The music and lyrics were written by Joseph George Gilbert, who is better known for his collaborations (as lyricist) with Lawrence Wright (who often went under the pseudonym “Horatio Nicholls”). “Leave Me Alone with My Dreams” was also recorded in April 1932 by the New BBC Dance Orchestra (directed by Henry Hall, with vocals by Val Rosing, in a Douglas Brownsmith arrangement), and by Arthur Lally (Sam Brown, vocalist).


  1. Brian Rust and Sandy Forbes, British Dance Bands on Record (1911-1945) and Supplement, p. 1020.

“What’s Good for the Goose Is Good for the Gander” (1934)

“What’s Good for the Goose Is Good for the Gander.” Lyrics and music by Cliff Friend (1934). Recorded by Sam Browne and “Girl Friend” (i.e. Elsie Carlisle) with piano accompaniment by Eddie Carroll and Bobby McGhee in London on March 2, 1934. Regal Zonophone MR 1254.

Sam Browne & Elsie Carlisle – “What’s Good for the Goose Is Good for the Gander” (1934)

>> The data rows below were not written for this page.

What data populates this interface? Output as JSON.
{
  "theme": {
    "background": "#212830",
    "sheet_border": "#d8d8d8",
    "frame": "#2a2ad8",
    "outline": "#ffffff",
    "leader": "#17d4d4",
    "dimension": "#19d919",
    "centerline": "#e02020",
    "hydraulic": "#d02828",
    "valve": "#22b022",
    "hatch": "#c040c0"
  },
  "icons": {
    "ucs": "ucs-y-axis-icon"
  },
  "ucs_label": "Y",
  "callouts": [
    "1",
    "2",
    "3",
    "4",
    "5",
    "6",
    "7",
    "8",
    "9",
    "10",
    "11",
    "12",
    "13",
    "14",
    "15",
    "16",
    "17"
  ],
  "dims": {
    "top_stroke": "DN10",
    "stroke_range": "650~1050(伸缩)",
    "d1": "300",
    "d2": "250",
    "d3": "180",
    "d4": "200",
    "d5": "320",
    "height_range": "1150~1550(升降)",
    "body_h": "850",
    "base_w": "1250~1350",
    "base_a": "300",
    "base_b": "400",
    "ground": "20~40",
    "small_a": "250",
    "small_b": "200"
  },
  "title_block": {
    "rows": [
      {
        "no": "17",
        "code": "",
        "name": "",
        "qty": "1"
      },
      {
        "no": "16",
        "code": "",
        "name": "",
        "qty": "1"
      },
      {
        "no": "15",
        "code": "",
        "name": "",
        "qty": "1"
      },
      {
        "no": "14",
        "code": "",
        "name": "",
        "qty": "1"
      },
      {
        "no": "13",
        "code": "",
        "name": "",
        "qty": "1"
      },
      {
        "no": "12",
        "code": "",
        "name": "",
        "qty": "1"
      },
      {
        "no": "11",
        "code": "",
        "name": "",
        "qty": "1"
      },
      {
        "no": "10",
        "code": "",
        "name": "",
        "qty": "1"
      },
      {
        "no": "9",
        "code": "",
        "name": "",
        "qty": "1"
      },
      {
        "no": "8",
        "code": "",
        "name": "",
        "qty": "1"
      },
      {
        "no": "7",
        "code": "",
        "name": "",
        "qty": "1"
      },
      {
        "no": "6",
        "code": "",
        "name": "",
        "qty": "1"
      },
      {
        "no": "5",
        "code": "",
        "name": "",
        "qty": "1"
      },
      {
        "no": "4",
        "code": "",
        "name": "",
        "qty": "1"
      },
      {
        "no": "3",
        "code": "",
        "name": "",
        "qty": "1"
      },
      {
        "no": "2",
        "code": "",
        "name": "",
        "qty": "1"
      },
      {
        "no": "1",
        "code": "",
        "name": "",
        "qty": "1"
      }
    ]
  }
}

In “What’s Good for the Goose,” Sam Browne and Elsie Carlisle take on the roles of a man and a woman who clearly have a history together. As each contemplates the possibility that the other is seeing other people, they begin to engage in an extended threat of tit-for-tat reciprocity by way of commonplace expressions, many involving barnyard animals (“What’s good for the goose is good for the gander”; “the little red hen”; “till the cows come home”). Sam and Elsie were famed for their songs of vituperation during this period (compare “I’m Gonna Wash My Hands of You”), leading the comedian B. C. Hilliam (“Mr. Flotsam”) to write in Radio Magazine

A crooner named Elsie Carlisle
Is a girl with a very nice stisle;
But the cheek that she gets
From Sam Browne in duets —
Now how can this chap be so visle?”

Songwriter Cliff Friend was a productive Tin Pan Alley composer remembered particularly for “My Blackbirds Are Bluebirds Now” and “The Merry-Go-Round Broke Down,” which provided the theme for Looney Tunes.

“What’s Good for the Goose” was recorded in February 1934 in New York by Chick Bullock, by Ozzie Nelson (as Owen Fallon and His Californians, with vocals by Ozzie Nelson and Harriet Hilliard), and by Dick Robertson. In London there were also versions done by the B.B.C. Dance Orchestra under the direction of Henry Hall (with vocals by Len Burmon), Harry Roy and His Orchestra, Jack Jackson and His Orchestra, and Howard Flynn and His Orchestra.

"What's Good for the Goose Is Good for the Gander" sheet music
“What’s Good for the Goose Is Good for the Gander” sheet music

"The Idol of the Radio." British dance band singer of the 1920s, 1930s, and 1940s.